### Your instructions
Wherever "Give" appears in a line of the listing, that line should be returned.

■ ■ ■

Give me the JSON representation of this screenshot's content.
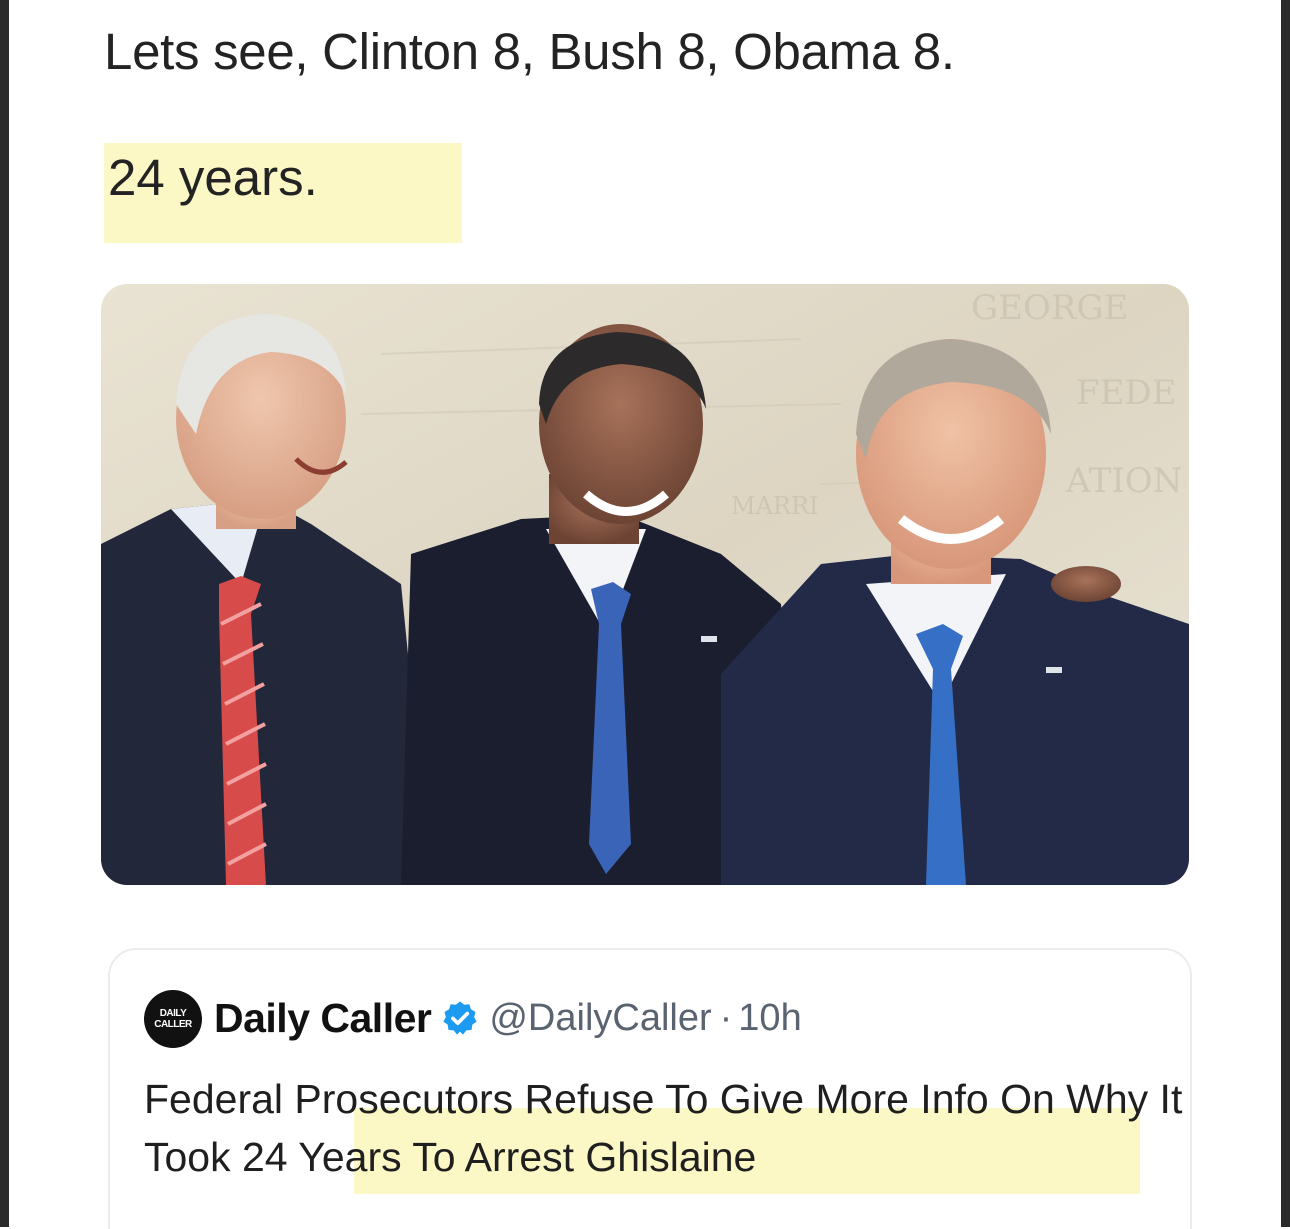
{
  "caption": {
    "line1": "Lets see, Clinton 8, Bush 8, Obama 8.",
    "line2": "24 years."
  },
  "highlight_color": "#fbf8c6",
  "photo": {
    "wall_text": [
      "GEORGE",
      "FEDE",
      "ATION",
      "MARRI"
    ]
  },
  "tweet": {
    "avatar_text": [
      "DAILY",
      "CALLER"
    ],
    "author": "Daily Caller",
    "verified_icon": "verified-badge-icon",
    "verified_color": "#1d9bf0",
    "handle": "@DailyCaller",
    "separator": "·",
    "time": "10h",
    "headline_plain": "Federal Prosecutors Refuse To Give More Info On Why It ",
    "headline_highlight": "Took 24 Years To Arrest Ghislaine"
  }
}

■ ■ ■

### Solution
Give me the JSON representation of this screenshot's content.
    "headline_plain": "Federal Prosecutors Refuse To Give More Info On Why It ",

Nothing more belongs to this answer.